Task requirements:
Examine each line of the data, and copy the ones containing "atencion".

*** Begin section ***

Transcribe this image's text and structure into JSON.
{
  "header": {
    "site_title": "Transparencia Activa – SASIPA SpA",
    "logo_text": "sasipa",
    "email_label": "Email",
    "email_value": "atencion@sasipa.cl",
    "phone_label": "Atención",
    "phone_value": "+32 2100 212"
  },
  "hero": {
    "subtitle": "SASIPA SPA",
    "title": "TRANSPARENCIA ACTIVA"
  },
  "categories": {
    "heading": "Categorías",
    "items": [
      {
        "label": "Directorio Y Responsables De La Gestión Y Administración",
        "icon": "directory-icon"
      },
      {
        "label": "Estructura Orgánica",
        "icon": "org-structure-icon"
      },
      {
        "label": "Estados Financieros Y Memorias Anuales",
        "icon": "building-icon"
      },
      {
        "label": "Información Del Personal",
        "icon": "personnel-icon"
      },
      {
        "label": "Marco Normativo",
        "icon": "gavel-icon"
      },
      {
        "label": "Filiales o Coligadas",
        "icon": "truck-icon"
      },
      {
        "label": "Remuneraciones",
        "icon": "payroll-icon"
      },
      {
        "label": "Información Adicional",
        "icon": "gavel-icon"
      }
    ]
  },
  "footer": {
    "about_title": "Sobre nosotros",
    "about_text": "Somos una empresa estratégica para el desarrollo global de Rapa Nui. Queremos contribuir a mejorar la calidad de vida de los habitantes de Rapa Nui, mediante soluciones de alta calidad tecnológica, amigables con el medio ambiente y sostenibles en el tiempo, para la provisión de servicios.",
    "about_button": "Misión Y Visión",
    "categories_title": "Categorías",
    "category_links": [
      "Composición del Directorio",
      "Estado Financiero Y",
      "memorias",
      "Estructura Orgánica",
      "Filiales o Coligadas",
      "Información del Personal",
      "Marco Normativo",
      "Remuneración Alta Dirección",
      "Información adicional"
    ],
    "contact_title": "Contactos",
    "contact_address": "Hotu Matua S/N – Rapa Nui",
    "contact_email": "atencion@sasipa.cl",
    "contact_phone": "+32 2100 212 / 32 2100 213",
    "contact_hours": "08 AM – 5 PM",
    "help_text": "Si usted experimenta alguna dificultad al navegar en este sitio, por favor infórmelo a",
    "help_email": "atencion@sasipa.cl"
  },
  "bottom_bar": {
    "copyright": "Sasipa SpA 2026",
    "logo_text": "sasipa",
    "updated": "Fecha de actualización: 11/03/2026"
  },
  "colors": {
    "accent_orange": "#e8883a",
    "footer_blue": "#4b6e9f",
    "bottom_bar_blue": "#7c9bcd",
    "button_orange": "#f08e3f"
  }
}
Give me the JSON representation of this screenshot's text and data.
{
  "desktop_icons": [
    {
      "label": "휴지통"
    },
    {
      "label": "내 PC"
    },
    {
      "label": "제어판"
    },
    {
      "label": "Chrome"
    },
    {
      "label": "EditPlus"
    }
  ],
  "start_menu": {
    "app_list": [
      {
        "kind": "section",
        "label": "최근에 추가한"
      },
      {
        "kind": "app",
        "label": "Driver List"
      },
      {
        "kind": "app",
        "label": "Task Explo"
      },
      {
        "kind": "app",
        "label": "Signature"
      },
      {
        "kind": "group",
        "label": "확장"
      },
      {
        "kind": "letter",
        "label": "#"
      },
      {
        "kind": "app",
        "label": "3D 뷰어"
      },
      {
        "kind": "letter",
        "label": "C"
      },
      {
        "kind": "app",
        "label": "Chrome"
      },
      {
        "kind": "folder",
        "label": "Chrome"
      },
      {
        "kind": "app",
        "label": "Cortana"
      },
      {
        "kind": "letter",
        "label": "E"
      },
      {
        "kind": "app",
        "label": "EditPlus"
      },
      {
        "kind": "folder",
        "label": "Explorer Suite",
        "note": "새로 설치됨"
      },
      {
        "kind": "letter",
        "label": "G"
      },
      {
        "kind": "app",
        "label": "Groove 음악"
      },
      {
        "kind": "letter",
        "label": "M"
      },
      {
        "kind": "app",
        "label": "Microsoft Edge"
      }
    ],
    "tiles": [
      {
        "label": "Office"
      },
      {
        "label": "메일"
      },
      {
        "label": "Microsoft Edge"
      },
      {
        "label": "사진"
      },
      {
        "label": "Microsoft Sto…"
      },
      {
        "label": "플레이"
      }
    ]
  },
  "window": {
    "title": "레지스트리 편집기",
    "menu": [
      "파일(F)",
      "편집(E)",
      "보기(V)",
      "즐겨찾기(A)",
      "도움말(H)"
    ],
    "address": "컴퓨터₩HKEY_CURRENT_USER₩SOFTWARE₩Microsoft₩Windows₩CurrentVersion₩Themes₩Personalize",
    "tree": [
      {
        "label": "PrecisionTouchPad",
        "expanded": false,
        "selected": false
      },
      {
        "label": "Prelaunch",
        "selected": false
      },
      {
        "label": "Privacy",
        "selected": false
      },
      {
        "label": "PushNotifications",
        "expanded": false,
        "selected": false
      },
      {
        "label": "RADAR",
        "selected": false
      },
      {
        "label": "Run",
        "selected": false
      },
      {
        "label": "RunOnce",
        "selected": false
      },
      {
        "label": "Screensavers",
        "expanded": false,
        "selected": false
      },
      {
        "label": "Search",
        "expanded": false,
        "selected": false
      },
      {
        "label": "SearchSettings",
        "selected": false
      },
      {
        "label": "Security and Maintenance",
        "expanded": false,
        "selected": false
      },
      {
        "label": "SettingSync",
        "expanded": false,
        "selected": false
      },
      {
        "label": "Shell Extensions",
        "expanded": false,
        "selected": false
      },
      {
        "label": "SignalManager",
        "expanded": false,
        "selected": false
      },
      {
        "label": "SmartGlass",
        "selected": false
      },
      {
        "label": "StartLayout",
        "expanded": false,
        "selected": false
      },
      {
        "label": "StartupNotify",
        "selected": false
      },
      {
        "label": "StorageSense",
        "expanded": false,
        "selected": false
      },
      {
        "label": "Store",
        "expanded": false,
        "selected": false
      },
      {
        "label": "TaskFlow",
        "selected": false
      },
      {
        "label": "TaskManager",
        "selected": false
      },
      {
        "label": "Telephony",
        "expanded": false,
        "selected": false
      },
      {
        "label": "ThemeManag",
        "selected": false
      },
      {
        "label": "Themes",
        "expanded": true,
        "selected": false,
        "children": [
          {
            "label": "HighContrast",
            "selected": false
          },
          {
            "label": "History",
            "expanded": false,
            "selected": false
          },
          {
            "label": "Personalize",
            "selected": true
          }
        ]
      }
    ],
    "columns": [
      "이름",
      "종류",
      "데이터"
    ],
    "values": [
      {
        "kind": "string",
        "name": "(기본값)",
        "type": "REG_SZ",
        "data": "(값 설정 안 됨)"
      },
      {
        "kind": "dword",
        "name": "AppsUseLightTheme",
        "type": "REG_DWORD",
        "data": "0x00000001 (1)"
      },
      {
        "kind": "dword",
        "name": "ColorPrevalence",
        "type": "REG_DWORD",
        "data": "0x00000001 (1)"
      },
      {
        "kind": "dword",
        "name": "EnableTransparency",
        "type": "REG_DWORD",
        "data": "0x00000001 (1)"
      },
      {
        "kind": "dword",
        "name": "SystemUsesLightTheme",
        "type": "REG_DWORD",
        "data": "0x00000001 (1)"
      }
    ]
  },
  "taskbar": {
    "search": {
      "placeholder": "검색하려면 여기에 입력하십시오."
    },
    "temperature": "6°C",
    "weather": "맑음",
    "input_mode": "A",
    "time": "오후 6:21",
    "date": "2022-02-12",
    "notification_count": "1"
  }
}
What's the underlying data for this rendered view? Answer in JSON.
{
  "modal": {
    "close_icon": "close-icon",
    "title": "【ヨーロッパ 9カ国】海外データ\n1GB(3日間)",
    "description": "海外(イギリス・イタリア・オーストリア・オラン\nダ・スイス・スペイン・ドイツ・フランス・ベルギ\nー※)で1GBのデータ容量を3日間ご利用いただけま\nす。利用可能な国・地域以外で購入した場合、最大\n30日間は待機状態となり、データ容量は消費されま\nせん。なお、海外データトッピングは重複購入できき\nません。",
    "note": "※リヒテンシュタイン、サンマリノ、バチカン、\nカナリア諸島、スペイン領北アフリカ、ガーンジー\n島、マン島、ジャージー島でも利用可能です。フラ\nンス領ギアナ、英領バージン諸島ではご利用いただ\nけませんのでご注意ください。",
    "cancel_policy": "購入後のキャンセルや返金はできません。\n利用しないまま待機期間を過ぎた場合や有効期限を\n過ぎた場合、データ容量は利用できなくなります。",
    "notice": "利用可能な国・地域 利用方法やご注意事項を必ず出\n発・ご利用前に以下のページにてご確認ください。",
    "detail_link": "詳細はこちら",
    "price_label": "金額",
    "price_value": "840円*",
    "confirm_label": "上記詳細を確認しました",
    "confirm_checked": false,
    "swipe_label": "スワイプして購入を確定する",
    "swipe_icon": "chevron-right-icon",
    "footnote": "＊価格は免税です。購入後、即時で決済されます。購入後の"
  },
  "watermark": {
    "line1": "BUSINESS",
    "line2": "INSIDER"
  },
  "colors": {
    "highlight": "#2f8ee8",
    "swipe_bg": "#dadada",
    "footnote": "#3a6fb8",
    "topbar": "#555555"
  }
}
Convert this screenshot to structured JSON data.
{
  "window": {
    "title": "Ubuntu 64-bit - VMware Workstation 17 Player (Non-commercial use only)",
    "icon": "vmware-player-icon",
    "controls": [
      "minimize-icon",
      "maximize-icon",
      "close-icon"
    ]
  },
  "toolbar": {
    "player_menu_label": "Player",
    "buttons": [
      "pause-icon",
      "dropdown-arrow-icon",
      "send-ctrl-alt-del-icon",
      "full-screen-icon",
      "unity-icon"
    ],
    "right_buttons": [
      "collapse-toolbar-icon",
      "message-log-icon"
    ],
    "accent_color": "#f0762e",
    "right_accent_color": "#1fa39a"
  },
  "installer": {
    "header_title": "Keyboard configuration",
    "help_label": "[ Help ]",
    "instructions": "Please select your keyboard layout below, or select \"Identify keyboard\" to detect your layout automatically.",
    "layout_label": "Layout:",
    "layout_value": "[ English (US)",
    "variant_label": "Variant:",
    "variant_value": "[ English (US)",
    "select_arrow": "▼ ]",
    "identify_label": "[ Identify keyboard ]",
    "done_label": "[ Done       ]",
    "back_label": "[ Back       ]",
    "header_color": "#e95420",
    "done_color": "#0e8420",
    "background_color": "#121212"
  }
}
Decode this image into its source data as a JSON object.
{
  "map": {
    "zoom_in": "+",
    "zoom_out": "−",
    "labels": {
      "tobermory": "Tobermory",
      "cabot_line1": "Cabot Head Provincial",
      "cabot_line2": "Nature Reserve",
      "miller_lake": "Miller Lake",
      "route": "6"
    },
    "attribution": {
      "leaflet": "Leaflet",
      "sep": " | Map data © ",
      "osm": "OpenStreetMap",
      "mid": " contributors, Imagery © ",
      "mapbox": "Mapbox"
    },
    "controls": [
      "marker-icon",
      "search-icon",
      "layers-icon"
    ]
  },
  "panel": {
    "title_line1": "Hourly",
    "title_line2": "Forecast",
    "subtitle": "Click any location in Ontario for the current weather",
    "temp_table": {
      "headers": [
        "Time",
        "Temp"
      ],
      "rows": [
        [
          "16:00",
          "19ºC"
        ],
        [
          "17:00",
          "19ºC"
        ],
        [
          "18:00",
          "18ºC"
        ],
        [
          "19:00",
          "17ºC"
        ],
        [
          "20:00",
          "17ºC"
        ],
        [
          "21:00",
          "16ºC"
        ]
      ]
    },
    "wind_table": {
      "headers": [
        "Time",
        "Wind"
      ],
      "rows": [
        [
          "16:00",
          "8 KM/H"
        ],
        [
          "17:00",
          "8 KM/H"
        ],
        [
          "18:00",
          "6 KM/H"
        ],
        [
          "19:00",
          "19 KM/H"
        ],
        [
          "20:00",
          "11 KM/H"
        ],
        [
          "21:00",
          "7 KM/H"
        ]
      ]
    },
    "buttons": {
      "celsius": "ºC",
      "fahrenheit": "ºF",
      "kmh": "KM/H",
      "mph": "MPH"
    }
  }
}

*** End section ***

Response:
    "email_value": "atencion@sasipa.cl",
    "contact_email": "atencion@sasipa.cl",
    "help_email": "atencion@sasipa.cl"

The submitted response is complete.